Pentagon financial leaders said they’re making meaningful progress toward finally earning a clean audit opinion. So much so, in fact, that they’re now willing to project a tentative timeframe for when it’ll happen: 2028.
Testifying before the House Armed Services Committee last week, Defense officials emphasized that the 2028 date is by no means a sure thing, but it’s not chosen out of thin air either. It coincides with the current schedule for DoD officials to finish implementing corrective action plans to address the material weaknesses the first few audits have identified.
And Douglas Glenn, DoD’s deputy chief financial office said the department is reasonably confident that after three years of full-scale financial audits, officials now know where the major problems lie.
“I’m thrilled to say that last year’s audit introduced no new [material weaknesses]. Unfortunately, it takes a little bit of an explanation,” he said. “Our total number of material weaknesses went up, but that was only because the DoD inspector general expanded one prior-year material weakness into four categories. So I’m hoping – very much hoping and believing that we have all the financial issues on the table.
Specifically, the IG pointed to 26 separate material weaknesses during the fiscal 2020 audit. The previous year’s audit included a catch-all material weakness dealing with financial IT systems, but auditors decided it made more sense to describe those problems in more granular detail. Those four “new” weaknesses are legacy systems, configuration management and security management, access controls, and segregation of duties.

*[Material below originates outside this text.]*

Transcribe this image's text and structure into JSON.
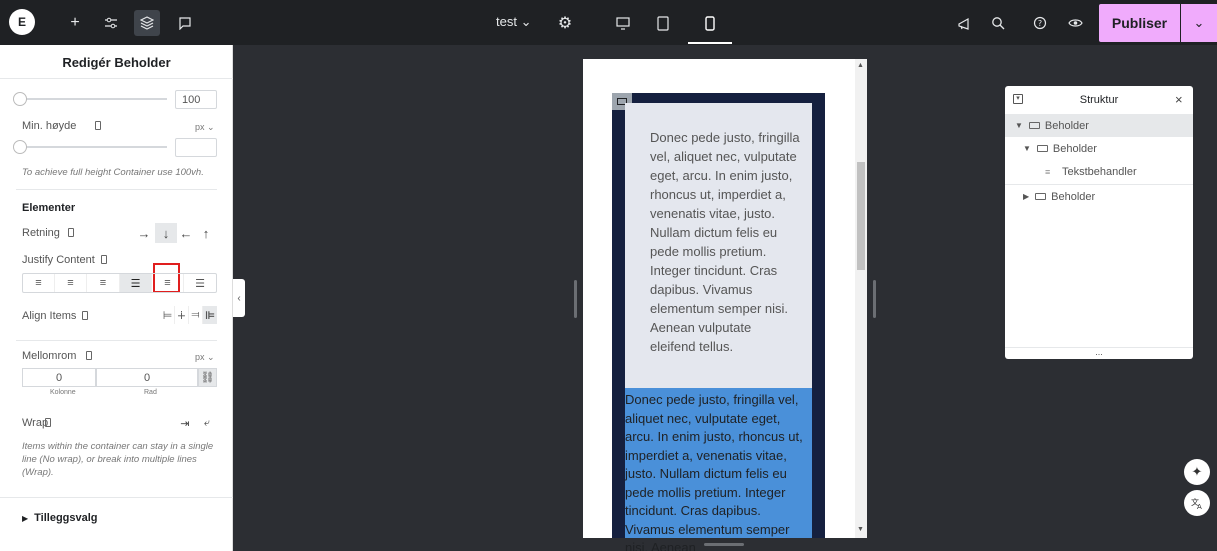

And the new formulation illustrates the extent to which outdated information technology plays a role in DoD’s auditability problems. Out of the more than 3,500 separate findings auditors made in 2020, about half had to do with IT.
Glenn said there are about 400 IT systems that handle financial data across the department right now, and modernizing and consolidating them is a massive challenge.
“We very much get that less IT systems equals less cost, less cyber vulnerability. But it’s not like these 400 systems only capture financial information. They have financial information, plus other reasons and value propositions, so it’s not as easy as just putting them all into one financial system,” he said. “Plus, people hate new systems – they love the systems that we try to take away. You have to tell them exactly where they need to go and how to replace that functionality, and you have to hold them accountable for decommissioning. So we’re doing that quarterly meetings jointly with CIO, CFO and the services and saying, ‘All right, what systems are out there, where are you going to migrate to, and when are you going to do it?’”
Of course, not all of DoD’s remaining problems have to do with IT.
One recently-discovered example, added to the list of material weaknesses in 2019, relates to the department’s management of the F-35 program. More than three million pieces of government-owned property for the F-35 – worth more than $2 billion – are completely unaccounted for, at least as far as DoD’s financial statements are concerned.
“While the planes themselves are all on the service books and under audit, the parts and equipment unfortunately are not on the department statements, and therefore they’re not subject to audit,” Glenn said. “But we’re now counting all the stuff that’s out there. It’s about three quarters complete, last time I checked, and we’re moving it into an accountable property system that we’re going to subject to audit procedures. We’re going to get the findings, we’re going to put corrective action plans against those findings, and we’re going to hold ourselves accountable for progress.”
But DoD officials say they’re making progress in other areas too, and the findings from the first few years of audits have helped focus their efforts.
In the Navy, for example Navy, property accountability has been a major focus area. The audit helped the service realize it had millions of pieces of property sitting in its inventory that it simply didn’t know about from an enterprise point-of-view.
Alaleh Jenkins, the Navy’s acting comptroller, said the actions the service has had to take to help deal with the property issues the audit identified have led to the discovery of more than $3 billion in spare parts thus far.
“At the local level, we had visibility, but it was not in a property system,” she said. “So we made it available to fill open requisitions. We had examples where we had planes at [Naval Air Station] Lemoore waiting on parts and pieces, and by identifying warehouses of, say, F-18 landing gears, we were able to put that in place and get planes repaired and flying.”
Defense officials are also quick to point out that there are some areas of the department that already do have clean opinions. Eight separate DoD entities have earned unmodified opinions; altogether, Glenn said, those entities are responsible for more than a third of the department’s assets.
“The annual audit regimen has set the department on an irreversible course in support of business reform, reinforcing accountability to taxpayers and directly contributing to enhanced military readiness,” he said. “We continue to equip the workforce with the resources and tools to respond to audit requests and remediate our audit findings. I suspect we all look forward to the day when we hear on the evening news or the drive home that for the first time in history, the U.S. government has achieved a clean audit opinion.”